_WORK TO COMPLETE_
Report every line in the records below that holds the word "Configurações".

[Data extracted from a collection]
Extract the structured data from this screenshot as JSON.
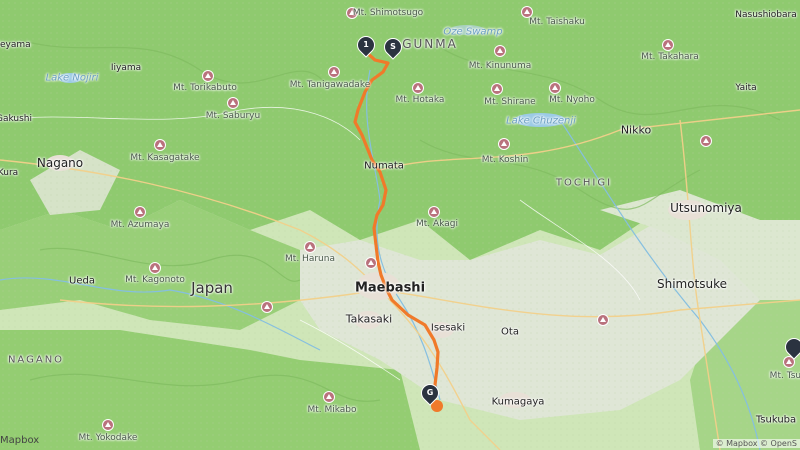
{
  "map": {
    "country_label": "Japan",
    "regions": [
      "GUNMA",
      "TOCHIGI",
      "NAGANO"
    ],
    "cities": [
      "Nagano",
      "Numata",
      "Maebashi",
      "Takasaki",
      "Isesaki",
      "Ota",
      "Kumagaya",
      "Nikko",
      "Utsunomiya",
      "Shimotsuke",
      "Ueda",
      "Tsukuba",
      "Iiyama",
      "Yaita",
      "Nasushiobara",
      "Ueyama",
      "Gakushi",
      "Kura"
    ],
    "peaks": [
      "Mt. Shimotsugo",
      "Mt. Taishaku",
      "Mt. Tanigawadake",
      "Mt. Kinunuma",
      "Mt. Takahara",
      "Mt. Torikabuto",
      "Mt. Hotaka",
      "Mt. Shirane",
      "Mt. Nyoho",
      "Mt. Saburyu",
      "Mt. Koshin",
      "Mt. Kasagatake",
      "Mt. Azumaya",
      "Mt. Akagi",
      "Mt. Haruna",
      "Mt. Kagonoto",
      "Mt. Mikabo",
      "Mt. Yokodake",
      "Mt. Tsuk"
    ],
    "water": [
      "Oze Swamp",
      "Lake Chuzenji",
      "Lake Nojiri"
    ],
    "markers": {
      "marker_1": "1",
      "marker_start": "S",
      "marker_goal": "G"
    },
    "route_color": "#f07a2a",
    "attribution_left": "Mapbox",
    "attribution_right": "© Mapbox © OpenS"
  }
}
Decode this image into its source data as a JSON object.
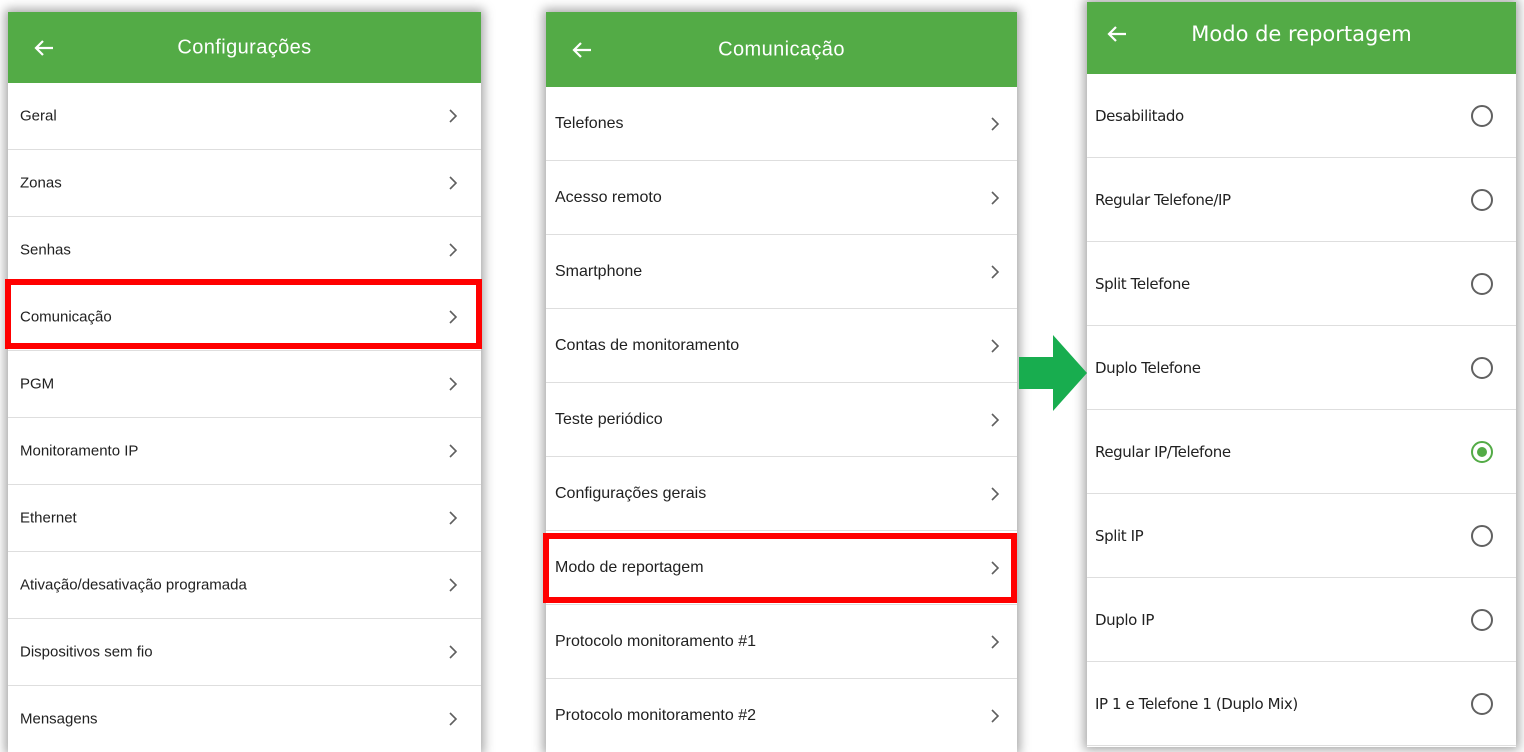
{
  "screens": [
    {
      "title": "Configurações",
      "items": [
        "Geral",
        "Zonas",
        "Senhas",
        "Comunicação",
        "PGM",
        "Monitoramento IP",
        "Ethernet",
        "Ativação/desativação programada",
        "Dispositivos sem fio",
        "Mensagens"
      ],
      "highlighted_item": "Comunicação"
    },
    {
      "title": "Comunicação",
      "items": [
        "Telefones",
        "Acesso remoto",
        "Smartphone",
        "Contas de monitoramento",
        "Teste periódico",
        "Configurações gerais",
        "Modo de reportagem",
        "Protocolo monitoramento #1",
        "Protocolo monitoramento #2"
      ],
      "highlighted_item": "Modo de reportagem"
    },
    {
      "title": "Modo de reportagem",
      "options": [
        "Desabilitado",
        "Regular Telefone/IP",
        "Split Telefone",
        "Duplo Telefone",
        "Regular IP/Telefone",
        "Split IP",
        "Duplo IP",
        "IP 1 e Telefone 1 (Duplo Mix)"
      ],
      "selected_option": "Regular IP/Telefone"
    }
  ],
  "icons": {
    "back": "back-arrow-icon",
    "chevron": "chevron-right-icon",
    "radio": "radio-button-icon",
    "flow_arrow": "green-right-arrow-icon"
  },
  "colors": {
    "header": "#53ab46",
    "highlight": "#ff0000",
    "flow_arrow": "#18ad4f",
    "radio_selected": "#53ab46"
  }
}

_OUTPUT FOR THIS TASK_
      "title": "Configurações",
        "Configurações gerais",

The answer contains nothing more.